In a Gilded Cage (Molly Murphy, #8)
It is a well-known fact that we Irish are prone to bouts of melancholy, even without the help of the bottle. I suppose it goes along with the Celtic temperament and long, wet winters. Anyway, I was experiencing such a bout myself as I trudged home through a rainstorm that was wetter and colder than anything I had experienced at home in Ireland. March winds and April showers bring forth May flowers—that was how I learned it at school in Ballykillin. Well, it was now the middle of April and the gale that was accompanying the rain was worse than anything we’d experienced in March. I would never understand the New York weather! One minute it could be sunny and springlike and suddenly the temperature would plunge thirty degrees and we’d be back in winter again.
We had endured a particularly long, cold winter, with snow well into March. The bleak conditions had produced all kinds of sicknesses and people had been dropping like flies as influenza of the nastiest kind had turned to pneumonia. Even I, usually known for my robust constitution, had succumbed and spent over a week with a raging fever that finally subsided, leaving me feeling weak and drained. It had been almost three weeks now and I had hardly left the house until my small detective agency, P. Riley and Associates (I now being sole proprietor and associate rolled into one), received a job offer I simply couldn’t turn down. It was from Macy’s new department store, at Thirty-fourth Street and Herald Square. They wanted me to look into a case of shoplifting that even their own store detectives had not managed to stop. Naturally I was thrilled and flattered, and I accepted immediately. I would have crawled from my deathbed for such an assignment. If I was successful, who knew where it might lead?

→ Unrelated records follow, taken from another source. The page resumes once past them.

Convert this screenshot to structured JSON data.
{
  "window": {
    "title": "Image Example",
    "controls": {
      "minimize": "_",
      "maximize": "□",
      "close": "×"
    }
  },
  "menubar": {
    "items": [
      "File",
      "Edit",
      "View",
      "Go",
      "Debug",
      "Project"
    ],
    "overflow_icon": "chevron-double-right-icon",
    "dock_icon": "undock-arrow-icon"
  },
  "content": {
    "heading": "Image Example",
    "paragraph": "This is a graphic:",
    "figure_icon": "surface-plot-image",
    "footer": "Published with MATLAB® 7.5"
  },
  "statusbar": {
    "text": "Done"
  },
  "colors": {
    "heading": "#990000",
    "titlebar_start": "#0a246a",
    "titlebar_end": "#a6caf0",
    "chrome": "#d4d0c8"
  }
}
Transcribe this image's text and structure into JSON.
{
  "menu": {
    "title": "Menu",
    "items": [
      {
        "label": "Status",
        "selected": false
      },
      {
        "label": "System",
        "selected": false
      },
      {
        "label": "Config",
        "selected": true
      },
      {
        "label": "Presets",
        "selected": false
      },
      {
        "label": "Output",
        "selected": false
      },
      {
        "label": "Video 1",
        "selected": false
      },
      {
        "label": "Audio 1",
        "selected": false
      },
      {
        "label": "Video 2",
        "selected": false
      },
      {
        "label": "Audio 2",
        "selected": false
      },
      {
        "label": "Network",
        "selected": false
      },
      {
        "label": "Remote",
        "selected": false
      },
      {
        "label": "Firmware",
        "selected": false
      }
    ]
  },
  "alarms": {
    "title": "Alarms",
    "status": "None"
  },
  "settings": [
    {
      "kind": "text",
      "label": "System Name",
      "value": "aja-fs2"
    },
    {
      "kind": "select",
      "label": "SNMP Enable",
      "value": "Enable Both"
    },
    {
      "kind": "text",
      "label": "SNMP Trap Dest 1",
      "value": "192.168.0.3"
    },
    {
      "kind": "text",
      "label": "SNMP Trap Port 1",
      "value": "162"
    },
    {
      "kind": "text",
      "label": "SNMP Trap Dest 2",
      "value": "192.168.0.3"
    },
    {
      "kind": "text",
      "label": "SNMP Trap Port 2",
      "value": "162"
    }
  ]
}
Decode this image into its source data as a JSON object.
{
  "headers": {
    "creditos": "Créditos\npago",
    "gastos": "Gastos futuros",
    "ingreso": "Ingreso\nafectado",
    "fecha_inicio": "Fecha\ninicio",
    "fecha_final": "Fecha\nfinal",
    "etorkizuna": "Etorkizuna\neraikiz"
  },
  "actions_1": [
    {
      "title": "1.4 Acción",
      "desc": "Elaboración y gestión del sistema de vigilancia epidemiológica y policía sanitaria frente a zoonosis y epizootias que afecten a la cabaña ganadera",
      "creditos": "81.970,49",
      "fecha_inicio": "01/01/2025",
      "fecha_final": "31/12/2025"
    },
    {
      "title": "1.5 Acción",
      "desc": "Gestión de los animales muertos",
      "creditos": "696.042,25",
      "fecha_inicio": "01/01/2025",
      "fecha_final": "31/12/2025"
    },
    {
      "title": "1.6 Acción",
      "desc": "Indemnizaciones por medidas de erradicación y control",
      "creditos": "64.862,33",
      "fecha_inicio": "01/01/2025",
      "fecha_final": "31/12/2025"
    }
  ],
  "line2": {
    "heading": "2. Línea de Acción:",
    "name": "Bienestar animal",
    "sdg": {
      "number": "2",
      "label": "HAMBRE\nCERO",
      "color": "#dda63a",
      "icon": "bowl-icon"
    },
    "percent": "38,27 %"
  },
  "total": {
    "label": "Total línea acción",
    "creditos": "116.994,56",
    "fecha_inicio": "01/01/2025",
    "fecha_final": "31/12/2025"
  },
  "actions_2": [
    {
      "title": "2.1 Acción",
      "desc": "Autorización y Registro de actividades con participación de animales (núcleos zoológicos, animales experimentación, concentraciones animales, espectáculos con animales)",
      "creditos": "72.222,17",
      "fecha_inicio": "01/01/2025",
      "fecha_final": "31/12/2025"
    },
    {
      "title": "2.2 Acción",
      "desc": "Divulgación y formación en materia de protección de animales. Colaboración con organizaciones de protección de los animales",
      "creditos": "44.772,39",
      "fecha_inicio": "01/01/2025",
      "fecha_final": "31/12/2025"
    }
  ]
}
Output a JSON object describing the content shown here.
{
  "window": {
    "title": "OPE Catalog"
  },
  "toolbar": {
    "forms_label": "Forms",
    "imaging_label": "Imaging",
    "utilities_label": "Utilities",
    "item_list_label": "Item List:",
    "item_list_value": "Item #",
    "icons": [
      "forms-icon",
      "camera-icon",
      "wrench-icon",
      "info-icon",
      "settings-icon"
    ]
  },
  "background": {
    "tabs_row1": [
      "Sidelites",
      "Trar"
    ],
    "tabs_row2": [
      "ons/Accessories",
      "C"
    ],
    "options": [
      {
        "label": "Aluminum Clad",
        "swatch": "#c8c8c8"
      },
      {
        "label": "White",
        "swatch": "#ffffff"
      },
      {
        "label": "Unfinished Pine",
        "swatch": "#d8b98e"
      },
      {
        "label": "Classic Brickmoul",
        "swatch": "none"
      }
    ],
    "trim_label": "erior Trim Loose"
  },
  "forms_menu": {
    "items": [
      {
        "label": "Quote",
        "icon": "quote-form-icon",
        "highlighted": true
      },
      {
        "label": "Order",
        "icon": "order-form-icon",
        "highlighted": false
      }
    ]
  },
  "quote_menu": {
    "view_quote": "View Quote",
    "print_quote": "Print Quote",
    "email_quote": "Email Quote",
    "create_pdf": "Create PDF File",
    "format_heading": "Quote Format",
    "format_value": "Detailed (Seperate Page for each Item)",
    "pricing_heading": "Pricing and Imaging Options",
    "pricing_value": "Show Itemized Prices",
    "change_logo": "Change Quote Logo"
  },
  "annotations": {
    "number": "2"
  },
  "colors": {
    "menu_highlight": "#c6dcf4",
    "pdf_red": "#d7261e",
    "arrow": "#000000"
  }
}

The weather had finally been springlike when I set off for work that morning, which was why I’d worn my light business two-piece and not thought to take a top-coat or a brolly. Both of which I was now regretting as I came out of Macy’s to find that the temperature had plunged again and it was blowing a gale. Within seconds I was soaked to the skin, freezing cold, and thoroughly miserable.
I should have been feeling on top of the world. I’d just concluded another successful case. In the guise of a new counter assistant I had spotted the pilfered goods being smuggled out in the trash by one of Macy’s own employees and then retrieved from the big trash bins by an accomplice. I had been handsomely rewarded for my services and was glowing with pride, dying to share my news with somebody when I stepped out of Macy’s back door and into the gale.
I had hopped on a passing Broadway trolley and later regretted this move as well, as I had to walk home from Broadway with the rain driving straight into my face and one hand jamming my charming spring hat onto my head. By the time I was halfway home I was well and truly sorry for myself. I was still weak, of course. I was not usually the kind of person who wallowed in self-pity or thought of herself as a helpless female. But as I trudged onward I was overwhelmed with gloomy thoughts. I longed for home and family and someone to take care of me.
I suppose this wave of blackness and insecurity had something to do with my intended, Daniel Sullivan. We weren’t officially betrothed yet, but we had definitely reached the stage of an understanding. And it was this that was making me unsettled and jittery.
Had my mother still been alive, she would have relished telling me that I was never satisfied. I suppose she was right—when Daniel had been in disgrace and on suspension from his position as captain of police, he had shown up on my doorstep every single day, and I had found myself wishing he’d be reinstated quickly, not just for his sake but for mine too. I found myself seriously wondering whether marriage and domestic bliss were what I wanted for myself.